- Financial therapy helps people understand the emotions driving their financial behaviors and develop a positive money mindset.
- Money touches every part of our lives, so it's not surprising that it can drive anxiety.
- Careful you don't confuse financial advisors with financial therapists.
Everyone has money concerns—even successful actresses like Zendaya.
In a profile for British Vogue, the Euphoria star opened up about her anxieties related to finances.
“My mother’s a saver, and so I try to keep that in mind,” she said. “Then my dad’s like, ‘You know, you can’t spend it when you’re dead’—kind of thing. I’m somewhere in between…. The hope is to have a career where you can be in a position, financially, to just do things you want to do because you enjoy the work and not have to worry about the other things…. But I’m always like, ‘I will always need to work.’ Because if I don’t work, then everything can be gone tomorrow.”
The fear of overspending or even underspending is not uncommon, according to Magdala Adeleke, a certified financial therapist and founder of Financial TheraPeace.
“Underspending is a problem because some people—we call them money vigilant—they’re about the numbers, but it stems from fear,” she explained. “It’s fear of not having enough, so they’re hoarding their money, and they're not spending it, and some people go to the extreme. And the problem is when you’re at one extreme, like overspending or underspending. You should kind of be in the middle. You spend when you need to and take control of it when you need to.”
Inside this article
What is financial therapy?
These are some of the behaviors that financial therapists like Adeleke tackle daily as part of their practice. Financial therapy is still relatively new but is becoming more prevalent as clients seek help to understand the emotions driving their financial behaviors and develop a positive money mindset. The Financial Therapy Association defines the discipline as “a process informed by both therapeutic and financial competencies that helps people think, feel, and behave differently with money to improve overall well-being through evidence-based practices and interventions.”
Our health and finances are connected. Studies have shown that financial difficulties are the leading cause of stress. A survey conducted by the American Psychological Association revealed that 72% of Americans admitted to stressing about money. A certified financial therapist helps clients navigate these complex emotions.
“Money touches every single part of our lives,” says Adeleke. “We can't do anything without it. It's personal, essential, and vital. It's how we shelter ourselves and take care of our family. So if we're having some issues with money, obviously, it's going to impact our lives.”
Who should seek financial therapy?
She notes that patients experience anxiety and fear related to many money matters. This includes:
Not being aware of their financial situation
Accumulating more debt after becoming debt-free
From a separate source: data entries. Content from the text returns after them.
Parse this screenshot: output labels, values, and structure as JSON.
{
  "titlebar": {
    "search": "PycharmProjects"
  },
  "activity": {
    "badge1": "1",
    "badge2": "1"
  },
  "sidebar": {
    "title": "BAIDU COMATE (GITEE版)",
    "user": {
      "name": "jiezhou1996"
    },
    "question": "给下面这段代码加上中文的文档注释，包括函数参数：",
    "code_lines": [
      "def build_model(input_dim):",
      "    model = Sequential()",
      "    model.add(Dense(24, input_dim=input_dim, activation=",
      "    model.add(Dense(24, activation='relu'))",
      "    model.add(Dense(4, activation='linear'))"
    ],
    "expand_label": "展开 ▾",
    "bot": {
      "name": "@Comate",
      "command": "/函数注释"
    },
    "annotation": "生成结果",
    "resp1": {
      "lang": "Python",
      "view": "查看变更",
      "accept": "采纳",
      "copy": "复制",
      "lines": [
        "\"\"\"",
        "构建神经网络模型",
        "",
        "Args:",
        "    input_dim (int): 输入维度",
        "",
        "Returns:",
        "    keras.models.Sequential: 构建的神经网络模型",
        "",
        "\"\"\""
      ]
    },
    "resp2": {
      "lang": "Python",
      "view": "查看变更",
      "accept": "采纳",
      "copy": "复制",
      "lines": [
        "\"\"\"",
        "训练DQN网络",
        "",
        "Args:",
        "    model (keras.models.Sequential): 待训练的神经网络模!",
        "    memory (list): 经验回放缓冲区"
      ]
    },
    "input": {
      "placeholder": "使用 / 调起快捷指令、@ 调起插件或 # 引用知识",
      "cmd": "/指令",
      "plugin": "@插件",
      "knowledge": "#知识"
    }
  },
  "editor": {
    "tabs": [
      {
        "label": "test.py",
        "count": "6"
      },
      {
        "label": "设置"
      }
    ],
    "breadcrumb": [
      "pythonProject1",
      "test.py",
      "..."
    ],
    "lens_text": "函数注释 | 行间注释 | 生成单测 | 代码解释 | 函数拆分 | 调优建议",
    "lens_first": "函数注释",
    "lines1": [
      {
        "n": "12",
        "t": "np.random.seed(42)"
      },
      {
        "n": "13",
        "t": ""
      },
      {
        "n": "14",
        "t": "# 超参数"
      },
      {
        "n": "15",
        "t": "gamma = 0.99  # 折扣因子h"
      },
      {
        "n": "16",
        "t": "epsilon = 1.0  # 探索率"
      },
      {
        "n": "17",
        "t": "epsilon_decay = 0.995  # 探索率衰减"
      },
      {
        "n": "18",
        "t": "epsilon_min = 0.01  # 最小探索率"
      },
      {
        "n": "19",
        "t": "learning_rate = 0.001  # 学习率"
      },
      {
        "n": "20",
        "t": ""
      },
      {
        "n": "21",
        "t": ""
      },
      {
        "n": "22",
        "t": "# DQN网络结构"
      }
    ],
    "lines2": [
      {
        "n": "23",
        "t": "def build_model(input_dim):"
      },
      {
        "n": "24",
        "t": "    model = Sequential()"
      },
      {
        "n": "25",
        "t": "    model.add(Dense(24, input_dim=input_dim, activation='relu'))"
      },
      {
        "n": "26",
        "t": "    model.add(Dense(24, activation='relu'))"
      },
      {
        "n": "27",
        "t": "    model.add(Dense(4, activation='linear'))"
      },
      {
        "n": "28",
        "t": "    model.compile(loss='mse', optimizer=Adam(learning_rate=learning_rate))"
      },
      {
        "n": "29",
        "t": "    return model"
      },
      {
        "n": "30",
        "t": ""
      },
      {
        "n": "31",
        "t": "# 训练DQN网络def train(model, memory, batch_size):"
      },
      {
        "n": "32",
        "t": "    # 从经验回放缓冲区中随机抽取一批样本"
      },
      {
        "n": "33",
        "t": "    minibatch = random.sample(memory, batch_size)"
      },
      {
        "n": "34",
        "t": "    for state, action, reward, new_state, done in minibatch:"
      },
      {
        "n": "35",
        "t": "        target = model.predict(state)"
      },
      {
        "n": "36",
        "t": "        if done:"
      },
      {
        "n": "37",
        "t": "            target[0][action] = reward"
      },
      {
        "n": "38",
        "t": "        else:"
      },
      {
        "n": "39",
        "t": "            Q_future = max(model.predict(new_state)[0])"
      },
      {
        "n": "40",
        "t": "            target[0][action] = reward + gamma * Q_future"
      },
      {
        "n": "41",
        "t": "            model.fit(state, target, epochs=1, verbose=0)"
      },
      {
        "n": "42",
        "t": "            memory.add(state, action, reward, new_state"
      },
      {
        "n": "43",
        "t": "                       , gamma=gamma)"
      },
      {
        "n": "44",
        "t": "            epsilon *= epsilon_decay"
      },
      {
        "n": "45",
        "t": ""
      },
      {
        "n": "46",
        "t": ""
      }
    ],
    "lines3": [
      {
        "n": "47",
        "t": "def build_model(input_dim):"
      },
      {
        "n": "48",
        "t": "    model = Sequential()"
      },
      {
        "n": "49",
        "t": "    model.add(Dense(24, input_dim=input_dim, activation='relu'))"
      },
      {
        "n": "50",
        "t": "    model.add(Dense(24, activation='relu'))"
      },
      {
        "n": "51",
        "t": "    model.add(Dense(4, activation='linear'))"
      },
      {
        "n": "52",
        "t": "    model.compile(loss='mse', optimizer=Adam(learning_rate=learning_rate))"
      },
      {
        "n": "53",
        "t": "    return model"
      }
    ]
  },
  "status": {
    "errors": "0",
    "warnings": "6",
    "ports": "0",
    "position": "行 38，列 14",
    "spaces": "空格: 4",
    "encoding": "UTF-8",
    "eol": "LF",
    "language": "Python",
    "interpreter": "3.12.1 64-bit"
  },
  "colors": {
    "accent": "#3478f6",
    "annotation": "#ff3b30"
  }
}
Hitting a plateau in their debt-free journey
An inability to increase their income
Feeling unworthy of financial success
Handling a sudden windfall of money from an inheritance
“So really anything that has to do with fear around money,” Adeleke says. “It's more than simply, ‘I just don't know how to budget.’ Or it could even be the fear part; fear of looking at money. A lot of people avoid it, and that is why they're in the financial situation back there. And so we also help you to unpack those fears and figure out ‘okay, why are you avoiding it?’”
Financial trauma should not be the only motivating factor for seeking financial therapy. Adeleke believes everyone could benefit from exploring their relationship with money.
You can go to a traditional financial planner or financial coach to sort out your situation and learn how to budget, save and plan.
"But what if you fall off the wagon?" Adeleke says. "You're still making the same decisions, and then you're beating yourself up. You have guilt, shame, and all this anxiety or negative emotions."
If you really want to understand why you behave the way you do, you can change from the inside out and find peace with my mind, she says. That's financial therapy.
How to find a financial therapist
The Financial Therapy Association curates a directory of therapists on their website with information on their background, professional specialty areas and the practitioner’s designations and qualifications. But be mindful that for a fee anyone can be included. Read carefully through the information provided to ensure you have selected a qualified practitioner.
Financial therapists and financial advisors are not interchangeable. While a financial therapist focuses on the emotional and psychological aspects of money management, financial advisors take a more practical approach by helping to create strategies to help achieve financial goals and build wealth. Financial advisors are typically accredited through organizations like the Certified Financial Planner Board or the Chartered Financial Analyst Institute.
“You have to decide which expertise is more important to you or you think would be more beneficial for your situation,” says Adeleke.
Does health insurance cover financial therapy?
Therapy is charged per session and can be pricey. Health insurance coverage varies significantly, so it is essential to contact your provider to determine whether mental health and financial therapy are included in your policy. You should also verify with the selected therapist whether they accept insurance.